First, if you're charging something like a Dewalt drill battery, it probably has a regular household AC cord from the charger base that plugs into the wall. Those type chargers are very sensitive to AC sine waves. I plugged one into a Vector model 750 watt inverter that was hooked to a 12 volt battery once, it burned the charger up in less than a minute. For that type of charger you need either regular utility power, a gas fired generator, or a sine wave inverter. The wave forms from those sources are perfectly rounded. Sive wave inverters are generally quite expensive, a 110 volt output model rated at maybe 100 watts will cost you a few hundred dollars, and there are not very many of them around. Most sine wave inverters are in the several thousand watt size for running households and RV's. You can get a modified sine wave inverter very inexpensively at an auto parts store, truck stop, or even Home Depot. A 750 watt model like ours will cost around $70 USD. Ours runs our 110 volt weed whip and any of my AC drills.
If you have a tool with a smaller battery, and it charges with a wall pack transformer that has a skinny cord that plugs into the tool, or its battery, it will work fine on the cheaper modified sine wave inverters. Wall pack transformers have isolation type transformers installed in them prior to the voltage regulation, so the choppy sine wave of the cheaper inverters is smoothed out before it gets to the sensitive electronics. The DeWalt type charger bases don't do this. Almost any size will work, most battery chargers of this type use less than 25 to 50 watts of AC power, so a 750 watt inverter could run a power strip full of them simultaneously.

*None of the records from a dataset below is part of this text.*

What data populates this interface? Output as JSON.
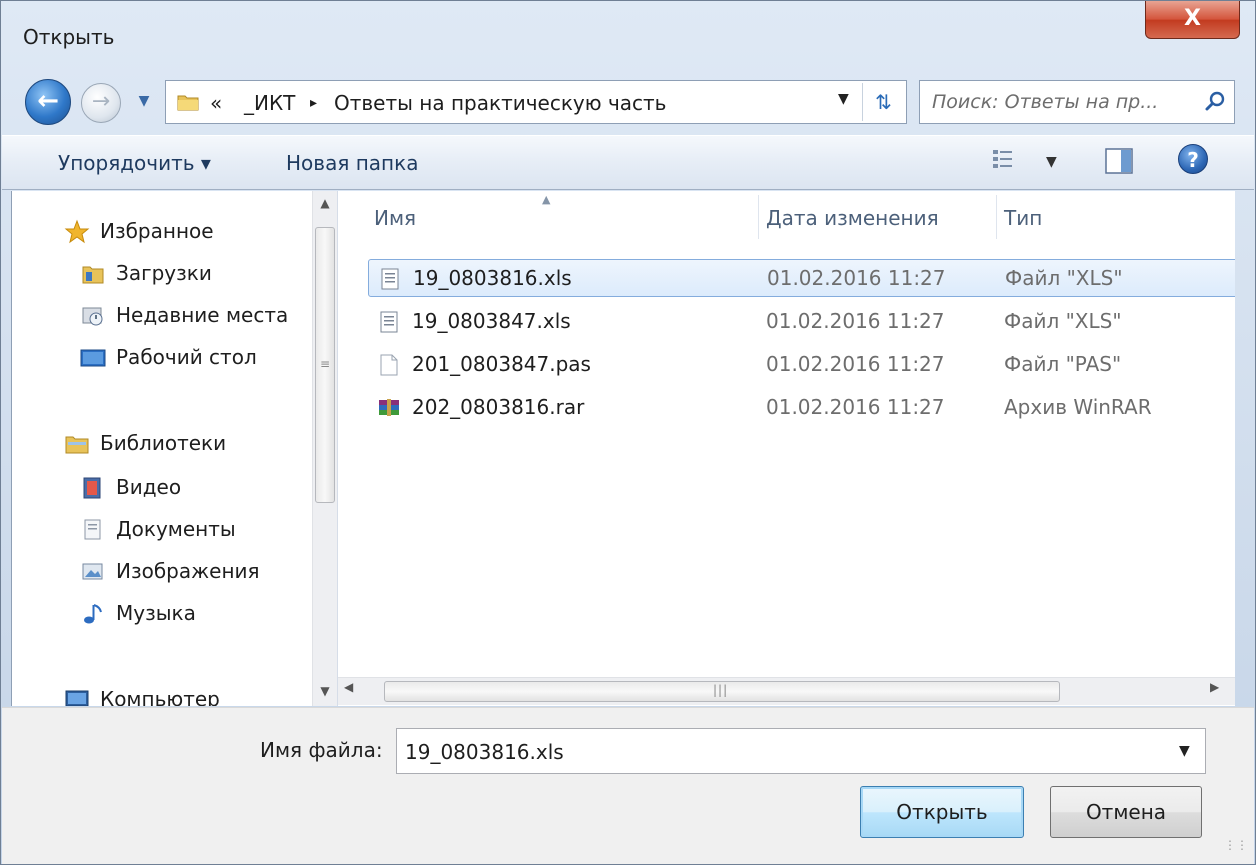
{
  "window": {
    "title": "Открыть",
    "close_label": "X"
  },
  "navigation": {
    "breadcrumb": [
      "«",
      "_ИКТ",
      "▸",
      "Ответы на практическую часть"
    ],
    "search_placeholder": "Поиск: Ответы на пр..."
  },
  "toolbar": {
    "organize_label": "Упорядочить ▾",
    "new_folder_label": "Новая папка"
  },
  "nav_pane": {
    "items": [
      {
        "label": "Избранное",
        "icon": "star-icon"
      },
      {
        "label": "Загрузки",
        "icon": "downloads-folder-icon"
      },
      {
        "label": "Недавние места",
        "icon": "recent-places-icon"
      },
      {
        "label": "Рабочий стол",
        "icon": "desktop-icon"
      },
      {
        "label": "Библиотеки",
        "icon": "libraries-icon"
      },
      {
        "label": "Видео",
        "icon": "video-icon"
      },
      {
        "label": "Документы",
        "icon": "documents-icon"
      },
      {
        "label": "Изображения",
        "icon": "pictures-icon"
      },
      {
        "label": "Музыка",
        "icon": "music-icon"
      },
      {
        "label": "Компьютер",
        "icon": "computer-icon"
      }
    ]
  },
  "file_list": {
    "columns": [
      "Имя",
      "Дата изменения",
      "Тип"
    ],
    "rows": [
      {
        "name": "19_0803816.xls",
        "date": "01.02.2016 11:27",
        "type": "Файл \"XLS\"",
        "icon": "xls-file-icon",
        "selected": true
      },
      {
        "name": "19_0803847.xls",
        "date": "01.02.2016 11:27",
        "type": "Файл \"XLS\"",
        "icon": "xls-file-icon",
        "selected": false
      },
      {
        "name": "201_0803847.pas",
        "date": "01.02.2016 11:27",
        "type": "Файл \"PAS\"",
        "icon": "blank-file-icon",
        "selected": false
      },
      {
        "name": "202_0803816.rar",
        "date": "01.02.2016 11:27",
        "type": "Архив WinRAR",
        "icon": "winrar-archive-icon",
        "selected": false
      }
    ]
  },
  "bottom": {
    "file_name_label": "Имя файла:",
    "file_name_value": "19_0803816.xls",
    "open_label": "Открыть",
    "cancel_label": "Отмена"
  },
  "colors": {
    "selection": "#dcebfc",
    "selection_border": "#84acdd",
    "accent": "#2f78c9"
  }
}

The other problem was mentioned by your previous answerer. If you take a good size inverter, like our 750 and hook it to your truck battery without the engine on, in an hour, you might not get it to start. Running the motor all that time opens up other problems as well though. What we did in Seattle was this. We bought two Trojan T-105 golf cart batteries. They are 6 volts each, so if you wire them together in series you get 12 volts. Then we grounded the negative side of the new pack, and ran a heavy wire through a driving lamp relay ($5.95 at auto parts store) to the positive of the regular truck battery. Now when he drives, he turns on the switch on the dash that activates the relay, and the golf cart batteries charge while he's driving. When he gets to the site, he turns off the motor and the switch, the battery banks separate, and the golf cart batteries run his inverter for several hours or longer. Even if the golf cart batteries run down, the motor will still start with the regular truck battery. Makes for great camping too, and backup power for your home from your truck. The batteries probably cost about $90 each today, and the inverter another $75. Just remember you can't run those DeWalt type chargers on that $70 inverter. What is really nice about that truck setup is that with that inverter and two golf cart batteries, he can actually run an extension cord from his truck to his 110 volt drill, and not bother with the rechargeables. Or he can run the 110 volt drill, but charge other items with wall pack transformers at the same time. Golf cart batteries hold 220 amp hours each, probably more than twice any 12 volt battery you'll find on the shelf, and they really hold up well to repeated charges and discharges. We actually run our entire home on them each night with a 4000 watt sine wave inverter, my batteries are almost 10 years old now. Just keep them watered regularly. Good luck Doc, and take care, Rudydoo